The Connecticut Supreme Court stated that the foreclosure action had to be dismissed. The Court found that the foreclosure policy was invalid because the policy had not been adopted as a rule, with notice to unit owners.
The Court then found that a valid foreclosure policy was a mandatory precondition to a condominium foreclosure. The Court continued that the entire case had to be dismissed and was void from the beginning. According to the Supreme Court, the trial court never had the authority to even hear the case unless the precondition had been satisfied. Even though the other two preconditions were not part of the decision, it would be logical to assume that failure to satisfy them would have the same result.
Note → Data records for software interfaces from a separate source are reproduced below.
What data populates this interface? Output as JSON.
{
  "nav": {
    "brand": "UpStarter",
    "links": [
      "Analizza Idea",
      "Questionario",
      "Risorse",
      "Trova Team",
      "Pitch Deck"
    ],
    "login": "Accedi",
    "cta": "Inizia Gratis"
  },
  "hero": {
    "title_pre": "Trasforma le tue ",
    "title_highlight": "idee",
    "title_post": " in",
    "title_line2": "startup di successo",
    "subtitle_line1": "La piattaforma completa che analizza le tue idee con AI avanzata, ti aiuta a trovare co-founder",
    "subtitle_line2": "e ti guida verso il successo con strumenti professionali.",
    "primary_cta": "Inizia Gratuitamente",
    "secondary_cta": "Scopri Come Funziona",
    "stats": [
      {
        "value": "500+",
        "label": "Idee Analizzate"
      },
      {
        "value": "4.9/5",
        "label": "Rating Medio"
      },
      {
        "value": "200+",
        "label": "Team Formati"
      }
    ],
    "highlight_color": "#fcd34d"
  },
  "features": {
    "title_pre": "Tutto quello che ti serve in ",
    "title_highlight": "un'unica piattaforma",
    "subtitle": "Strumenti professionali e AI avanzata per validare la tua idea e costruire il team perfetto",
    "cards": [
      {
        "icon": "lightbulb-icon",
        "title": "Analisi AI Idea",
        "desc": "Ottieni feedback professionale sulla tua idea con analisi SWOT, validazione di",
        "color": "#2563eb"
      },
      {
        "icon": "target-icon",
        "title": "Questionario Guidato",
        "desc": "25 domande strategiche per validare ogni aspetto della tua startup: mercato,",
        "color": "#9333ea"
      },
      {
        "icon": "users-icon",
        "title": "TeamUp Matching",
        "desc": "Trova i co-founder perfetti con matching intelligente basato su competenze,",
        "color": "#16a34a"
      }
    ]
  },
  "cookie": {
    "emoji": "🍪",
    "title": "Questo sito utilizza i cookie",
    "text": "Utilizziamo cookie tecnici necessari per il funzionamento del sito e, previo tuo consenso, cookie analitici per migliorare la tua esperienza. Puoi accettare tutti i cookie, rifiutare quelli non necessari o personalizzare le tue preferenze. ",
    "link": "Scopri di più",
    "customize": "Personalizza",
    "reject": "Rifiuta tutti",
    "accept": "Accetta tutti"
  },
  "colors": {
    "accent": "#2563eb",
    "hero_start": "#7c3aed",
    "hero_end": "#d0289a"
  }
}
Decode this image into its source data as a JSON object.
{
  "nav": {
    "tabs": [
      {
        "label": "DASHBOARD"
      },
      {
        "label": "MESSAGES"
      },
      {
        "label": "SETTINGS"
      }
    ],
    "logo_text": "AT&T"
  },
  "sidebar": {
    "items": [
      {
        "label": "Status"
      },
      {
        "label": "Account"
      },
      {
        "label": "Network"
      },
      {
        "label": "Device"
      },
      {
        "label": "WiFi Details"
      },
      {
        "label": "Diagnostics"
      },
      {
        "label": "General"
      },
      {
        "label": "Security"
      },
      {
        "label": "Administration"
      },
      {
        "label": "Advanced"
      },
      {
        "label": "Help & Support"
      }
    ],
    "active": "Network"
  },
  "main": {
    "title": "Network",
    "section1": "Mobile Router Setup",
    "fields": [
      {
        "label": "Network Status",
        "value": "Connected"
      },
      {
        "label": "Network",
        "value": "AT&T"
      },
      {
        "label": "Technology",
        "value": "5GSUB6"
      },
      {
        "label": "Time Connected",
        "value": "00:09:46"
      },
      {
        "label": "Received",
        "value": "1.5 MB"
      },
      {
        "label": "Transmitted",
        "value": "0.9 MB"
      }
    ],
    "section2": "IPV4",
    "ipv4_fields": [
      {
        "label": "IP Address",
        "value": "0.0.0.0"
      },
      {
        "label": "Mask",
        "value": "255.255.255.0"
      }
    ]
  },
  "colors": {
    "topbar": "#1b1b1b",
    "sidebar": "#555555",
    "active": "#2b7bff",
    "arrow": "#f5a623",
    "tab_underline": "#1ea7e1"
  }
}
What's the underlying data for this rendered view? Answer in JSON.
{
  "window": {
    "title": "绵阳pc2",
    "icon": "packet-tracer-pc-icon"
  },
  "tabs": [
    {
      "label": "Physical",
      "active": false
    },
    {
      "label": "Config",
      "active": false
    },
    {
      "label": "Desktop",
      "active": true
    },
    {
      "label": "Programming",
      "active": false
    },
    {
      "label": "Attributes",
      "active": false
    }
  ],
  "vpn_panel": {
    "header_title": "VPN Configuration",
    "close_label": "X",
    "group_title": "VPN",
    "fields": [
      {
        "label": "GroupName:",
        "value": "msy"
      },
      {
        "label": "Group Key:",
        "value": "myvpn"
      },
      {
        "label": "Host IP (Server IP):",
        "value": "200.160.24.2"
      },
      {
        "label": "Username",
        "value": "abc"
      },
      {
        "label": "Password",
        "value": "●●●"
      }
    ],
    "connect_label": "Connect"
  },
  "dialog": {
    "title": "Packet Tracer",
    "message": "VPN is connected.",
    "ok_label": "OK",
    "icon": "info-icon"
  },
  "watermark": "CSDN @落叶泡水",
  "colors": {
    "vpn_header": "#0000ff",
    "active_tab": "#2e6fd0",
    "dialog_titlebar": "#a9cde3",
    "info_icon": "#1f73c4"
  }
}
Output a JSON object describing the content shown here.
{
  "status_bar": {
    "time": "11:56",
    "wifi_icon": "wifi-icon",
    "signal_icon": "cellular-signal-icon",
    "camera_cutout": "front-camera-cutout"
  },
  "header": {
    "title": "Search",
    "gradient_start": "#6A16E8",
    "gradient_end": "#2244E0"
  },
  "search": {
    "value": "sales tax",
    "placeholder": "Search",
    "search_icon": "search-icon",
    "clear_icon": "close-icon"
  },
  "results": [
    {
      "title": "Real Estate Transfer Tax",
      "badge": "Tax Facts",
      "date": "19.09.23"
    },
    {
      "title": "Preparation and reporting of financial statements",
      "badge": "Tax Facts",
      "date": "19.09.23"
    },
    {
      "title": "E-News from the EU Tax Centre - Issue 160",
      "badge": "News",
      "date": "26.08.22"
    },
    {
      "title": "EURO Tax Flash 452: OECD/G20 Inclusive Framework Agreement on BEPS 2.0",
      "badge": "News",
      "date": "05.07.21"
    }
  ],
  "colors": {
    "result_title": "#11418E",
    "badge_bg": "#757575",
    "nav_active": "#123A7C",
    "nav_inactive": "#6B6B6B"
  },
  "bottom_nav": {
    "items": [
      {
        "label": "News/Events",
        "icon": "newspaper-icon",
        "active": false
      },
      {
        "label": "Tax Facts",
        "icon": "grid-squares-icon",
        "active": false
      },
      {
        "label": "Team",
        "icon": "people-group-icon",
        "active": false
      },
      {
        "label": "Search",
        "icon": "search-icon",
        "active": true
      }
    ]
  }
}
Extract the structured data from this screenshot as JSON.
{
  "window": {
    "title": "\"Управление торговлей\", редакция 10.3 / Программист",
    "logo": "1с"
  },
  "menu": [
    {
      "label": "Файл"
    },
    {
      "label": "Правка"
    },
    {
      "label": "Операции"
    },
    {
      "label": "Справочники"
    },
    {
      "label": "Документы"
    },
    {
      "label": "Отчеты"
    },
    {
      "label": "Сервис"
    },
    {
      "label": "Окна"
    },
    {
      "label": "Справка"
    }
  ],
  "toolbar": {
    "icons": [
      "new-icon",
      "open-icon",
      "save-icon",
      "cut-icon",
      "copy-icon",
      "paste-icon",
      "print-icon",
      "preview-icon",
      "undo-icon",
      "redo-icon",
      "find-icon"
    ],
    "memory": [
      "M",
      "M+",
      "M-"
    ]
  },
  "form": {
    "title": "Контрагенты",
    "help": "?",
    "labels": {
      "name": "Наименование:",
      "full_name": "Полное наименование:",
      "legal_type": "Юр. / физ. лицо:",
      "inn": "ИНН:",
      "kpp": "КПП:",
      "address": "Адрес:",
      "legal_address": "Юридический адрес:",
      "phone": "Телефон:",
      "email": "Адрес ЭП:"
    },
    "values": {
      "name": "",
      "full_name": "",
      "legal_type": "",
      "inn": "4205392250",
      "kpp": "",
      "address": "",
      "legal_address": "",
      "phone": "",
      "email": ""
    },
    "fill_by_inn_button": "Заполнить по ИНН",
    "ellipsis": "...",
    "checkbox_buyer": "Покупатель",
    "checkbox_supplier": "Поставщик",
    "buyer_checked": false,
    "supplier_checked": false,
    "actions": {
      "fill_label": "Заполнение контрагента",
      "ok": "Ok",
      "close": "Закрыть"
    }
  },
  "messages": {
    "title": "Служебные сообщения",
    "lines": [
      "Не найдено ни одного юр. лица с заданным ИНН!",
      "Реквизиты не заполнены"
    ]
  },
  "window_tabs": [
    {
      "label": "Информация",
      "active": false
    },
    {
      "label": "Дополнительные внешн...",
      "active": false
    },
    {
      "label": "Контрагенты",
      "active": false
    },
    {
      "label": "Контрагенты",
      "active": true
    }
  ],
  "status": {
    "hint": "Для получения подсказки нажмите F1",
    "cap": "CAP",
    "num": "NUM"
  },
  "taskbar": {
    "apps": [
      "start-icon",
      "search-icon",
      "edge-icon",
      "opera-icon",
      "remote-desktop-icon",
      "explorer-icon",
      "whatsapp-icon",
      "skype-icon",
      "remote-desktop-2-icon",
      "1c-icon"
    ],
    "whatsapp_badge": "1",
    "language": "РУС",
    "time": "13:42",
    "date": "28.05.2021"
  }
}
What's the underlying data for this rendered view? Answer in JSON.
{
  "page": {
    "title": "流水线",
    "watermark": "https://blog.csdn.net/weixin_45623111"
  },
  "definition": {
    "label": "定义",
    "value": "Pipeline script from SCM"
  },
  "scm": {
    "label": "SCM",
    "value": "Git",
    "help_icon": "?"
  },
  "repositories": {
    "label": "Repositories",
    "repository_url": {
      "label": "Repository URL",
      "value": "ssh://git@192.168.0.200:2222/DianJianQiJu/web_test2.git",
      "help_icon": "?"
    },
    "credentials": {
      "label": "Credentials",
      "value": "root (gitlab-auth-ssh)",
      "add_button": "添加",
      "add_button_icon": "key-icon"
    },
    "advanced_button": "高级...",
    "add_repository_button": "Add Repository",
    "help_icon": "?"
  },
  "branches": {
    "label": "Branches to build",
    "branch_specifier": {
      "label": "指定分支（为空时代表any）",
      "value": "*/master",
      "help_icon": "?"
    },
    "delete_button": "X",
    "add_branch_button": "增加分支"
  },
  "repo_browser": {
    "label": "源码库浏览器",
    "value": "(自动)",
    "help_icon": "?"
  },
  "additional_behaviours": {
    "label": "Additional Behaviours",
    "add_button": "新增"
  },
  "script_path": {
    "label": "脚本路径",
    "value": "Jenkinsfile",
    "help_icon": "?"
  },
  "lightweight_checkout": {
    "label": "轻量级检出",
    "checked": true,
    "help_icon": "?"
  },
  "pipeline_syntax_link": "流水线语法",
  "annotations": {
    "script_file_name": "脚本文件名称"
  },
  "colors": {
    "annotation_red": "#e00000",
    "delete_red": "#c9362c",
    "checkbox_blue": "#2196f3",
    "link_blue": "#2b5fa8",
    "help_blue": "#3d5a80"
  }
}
The case is important because of the Supreme Court’s use of the concept of subject matter jurisdiction to conclude that the trial court did not have the authority to hear the case. If the Court never had the authority to hear a case because of subject matter jurisdiction, the case was void from the start. Upon motion, the case must be dismissed at any time up to the time of judgment.
We will have to wait for more court decisions to see what will happen to Association foreclosures. We are certain that case and the foreclosure preconditions can be used to dismiss existing Association foreclosures if the Association has not complied with the requirements. The case could even affect foreclosure actions that have already gone to judgment by permitting the cases to be reopened. The case might allow a unit owner to attack a completed foreclosure, have it overturned, and collect damages from the Association. A dismissal because of the preconditions may increase the balance owed.
This is an important decision for all unit owners, not just for those who are being or might be foreclosed.
For those owners who are being foreclosed, it allows them to get the foreclosure thrown out of court because the board had not complied with CIOA before beginning the foreclosure.
A Board of Directors not complying with the CT Statutes also forces unit owners facing “illegal” foreclosures to hire legal counsel.
For those owners who are not being foreclosed, and who may never be foreclosed, it is important because they need to make sure their board has complied with these requirements or the Association may incur unnecessary legal fees that ultimately will be paid by the Association whose budget is funded by common fees paid by all unit owners.